Exercise prompt » Look for "Password" in each line of the entries, and return the matching lines.

Dataset content »
────────
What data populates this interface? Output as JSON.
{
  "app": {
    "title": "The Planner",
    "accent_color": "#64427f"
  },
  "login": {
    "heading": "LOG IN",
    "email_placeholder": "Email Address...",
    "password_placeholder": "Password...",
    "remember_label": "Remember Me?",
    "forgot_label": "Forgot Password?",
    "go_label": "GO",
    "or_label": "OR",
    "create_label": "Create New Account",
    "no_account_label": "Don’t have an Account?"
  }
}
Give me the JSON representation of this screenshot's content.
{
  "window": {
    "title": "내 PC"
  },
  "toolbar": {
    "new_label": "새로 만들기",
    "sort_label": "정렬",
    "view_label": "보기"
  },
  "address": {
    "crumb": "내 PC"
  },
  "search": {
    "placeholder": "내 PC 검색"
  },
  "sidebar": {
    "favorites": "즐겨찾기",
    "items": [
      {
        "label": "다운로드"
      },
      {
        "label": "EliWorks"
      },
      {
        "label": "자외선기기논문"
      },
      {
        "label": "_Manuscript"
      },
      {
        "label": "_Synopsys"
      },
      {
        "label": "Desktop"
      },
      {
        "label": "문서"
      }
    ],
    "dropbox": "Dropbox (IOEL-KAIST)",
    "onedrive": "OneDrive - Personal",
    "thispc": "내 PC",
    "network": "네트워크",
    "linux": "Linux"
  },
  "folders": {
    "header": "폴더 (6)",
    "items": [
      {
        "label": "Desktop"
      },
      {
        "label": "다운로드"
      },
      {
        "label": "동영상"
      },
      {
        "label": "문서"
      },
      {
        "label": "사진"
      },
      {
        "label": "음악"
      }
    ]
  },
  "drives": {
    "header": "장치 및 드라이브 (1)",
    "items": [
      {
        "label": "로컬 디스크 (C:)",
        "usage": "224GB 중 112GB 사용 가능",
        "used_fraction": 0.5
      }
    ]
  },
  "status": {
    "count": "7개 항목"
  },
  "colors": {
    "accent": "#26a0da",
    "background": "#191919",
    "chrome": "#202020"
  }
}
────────
Solution »
    "password_placeholder": "Password...",
    "forgot_label": "Forgot Password?",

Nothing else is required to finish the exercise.